Some of the familiar views of Matlock Bath featured on postcards
over the years were taken from the vantage point of the Heights
The name, Heights of Jacob, didn't appear
on maps until around 1900 when Jacob Raynes had been the
cavern proprietor in Matlock Bath for just over thirty years,
but the Heights of Jacob were undoubtedly named after him.
It cannot be co-incidental. Although he didn't advertise
until 1895, Mr. Raynes had been in Matlock Bath since before
the cavern was described in 1866 when Mr. Pearson was there.
The Heights of Jacob, as opposed to the cavern, were mentioned
in newspaper reports in the mid 1880s when several large
groups visited Matlock Bath.
Jacob Raynes died at the end of 1904 and was followed by
George Adam Craig.
photos date from the time Thomas Meredith Henshall, who also
a photographer, was running the cavern.
The signboard propped against the stone advertises the "FLUOR
SPAR CAVERN, HEIGHTS OF JACOB", and lower down it mentions
the Fluor Spar Grotto.
Behind where the lady is seated is a box with nine holes in it.
Any ideas about what the box was used for would be gratefully
received - please email
the web mistress. Thoughts have included a
box that people stuck their heads through for a novelty
photograph, but the holes don't look big enough.
Below is the interior, lit by candles. The fluor spar and
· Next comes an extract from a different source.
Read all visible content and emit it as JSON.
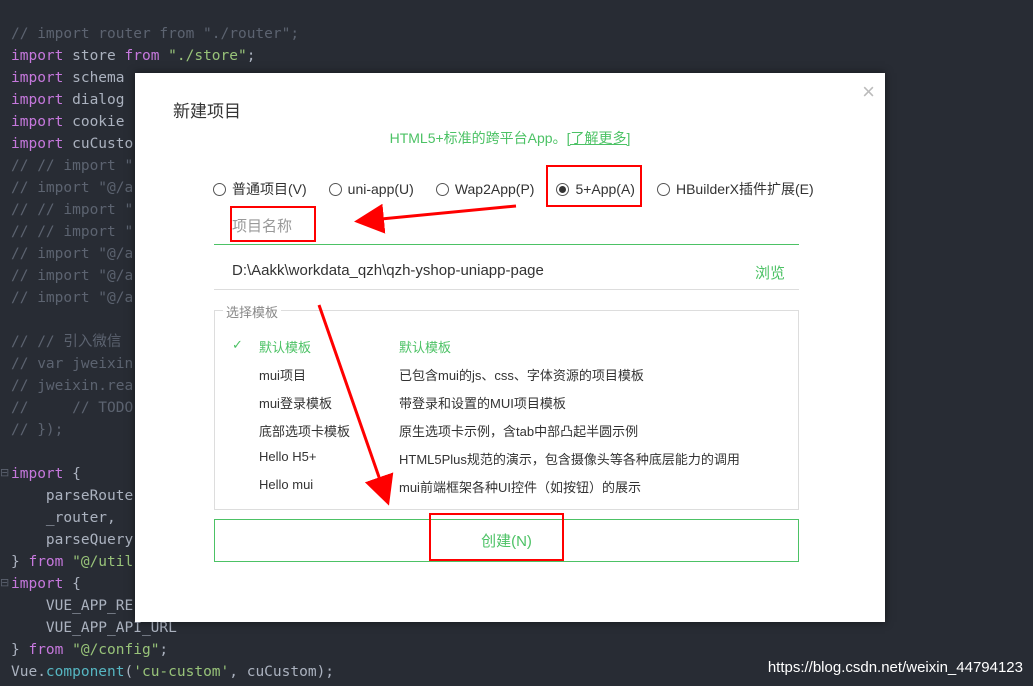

lead ore would have glittered in the candle light. The man
on the right could be Mr. Henshall.
When "Jacob's Cavern" was offered for sale by
Bagshaw's of Ashbourne and Derby in 1923, it was described
as a show place for trippers" and somewhere that "the
owner would simply have to sit listening to the clicking
of the turnstile to gain a good living". At the time
Thomas Henshall was paying a rent of £6 and the Royal
Hotel also paid a guinea a year for the privilege of using
a road over it. Despite £180 being offered, the property
was not sold.